> What this task involves: Pull every "duration" line out of the data below.

> Material provided:
▬▬▬

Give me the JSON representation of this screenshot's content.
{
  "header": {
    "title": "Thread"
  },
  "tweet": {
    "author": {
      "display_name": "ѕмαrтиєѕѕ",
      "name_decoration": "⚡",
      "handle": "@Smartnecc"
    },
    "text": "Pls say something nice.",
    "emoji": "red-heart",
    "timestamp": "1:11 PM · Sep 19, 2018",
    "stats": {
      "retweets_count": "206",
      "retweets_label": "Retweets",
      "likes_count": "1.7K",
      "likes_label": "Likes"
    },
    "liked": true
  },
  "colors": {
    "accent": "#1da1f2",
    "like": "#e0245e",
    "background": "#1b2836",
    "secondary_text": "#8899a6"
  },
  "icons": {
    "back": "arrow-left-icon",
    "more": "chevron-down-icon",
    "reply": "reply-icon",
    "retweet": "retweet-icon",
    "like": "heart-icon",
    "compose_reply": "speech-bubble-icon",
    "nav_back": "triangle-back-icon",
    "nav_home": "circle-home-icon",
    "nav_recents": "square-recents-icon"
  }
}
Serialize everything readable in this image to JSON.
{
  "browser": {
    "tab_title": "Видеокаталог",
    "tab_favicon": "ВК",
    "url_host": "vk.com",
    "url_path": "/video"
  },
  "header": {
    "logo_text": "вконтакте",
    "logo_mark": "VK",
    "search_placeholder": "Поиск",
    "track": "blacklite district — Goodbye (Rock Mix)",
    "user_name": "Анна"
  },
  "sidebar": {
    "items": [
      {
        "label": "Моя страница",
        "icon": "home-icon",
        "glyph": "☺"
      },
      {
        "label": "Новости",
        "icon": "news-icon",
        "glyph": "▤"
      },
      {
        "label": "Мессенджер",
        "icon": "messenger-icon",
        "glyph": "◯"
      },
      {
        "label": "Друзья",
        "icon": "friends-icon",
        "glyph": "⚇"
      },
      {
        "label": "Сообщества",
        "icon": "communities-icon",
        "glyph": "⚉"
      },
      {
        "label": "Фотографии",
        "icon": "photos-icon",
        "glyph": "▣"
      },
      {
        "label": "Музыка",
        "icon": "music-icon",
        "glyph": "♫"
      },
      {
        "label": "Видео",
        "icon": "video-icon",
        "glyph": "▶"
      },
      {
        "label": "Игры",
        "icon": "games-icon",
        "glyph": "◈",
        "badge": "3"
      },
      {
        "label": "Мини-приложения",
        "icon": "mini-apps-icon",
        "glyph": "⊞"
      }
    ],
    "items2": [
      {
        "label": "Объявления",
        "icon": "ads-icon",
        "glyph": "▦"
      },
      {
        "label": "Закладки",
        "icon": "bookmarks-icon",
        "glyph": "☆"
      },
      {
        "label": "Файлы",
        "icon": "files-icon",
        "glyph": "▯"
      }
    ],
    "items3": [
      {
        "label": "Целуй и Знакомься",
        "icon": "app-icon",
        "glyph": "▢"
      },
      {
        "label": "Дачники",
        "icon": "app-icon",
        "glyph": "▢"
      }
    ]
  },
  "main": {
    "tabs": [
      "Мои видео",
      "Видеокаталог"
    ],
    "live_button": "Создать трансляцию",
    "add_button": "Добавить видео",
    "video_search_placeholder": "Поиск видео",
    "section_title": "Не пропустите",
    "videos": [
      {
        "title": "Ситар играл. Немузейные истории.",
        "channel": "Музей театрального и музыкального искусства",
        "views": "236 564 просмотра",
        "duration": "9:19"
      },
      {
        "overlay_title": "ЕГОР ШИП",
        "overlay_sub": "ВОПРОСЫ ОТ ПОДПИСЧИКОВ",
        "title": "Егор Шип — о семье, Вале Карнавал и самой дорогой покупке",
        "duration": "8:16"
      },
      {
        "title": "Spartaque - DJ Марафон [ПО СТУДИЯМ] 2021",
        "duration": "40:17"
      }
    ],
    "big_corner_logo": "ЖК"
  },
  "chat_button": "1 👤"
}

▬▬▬

> Your solution:
        "duration": "9:19"
        "duration": "8:16"
        "duration": "40:17"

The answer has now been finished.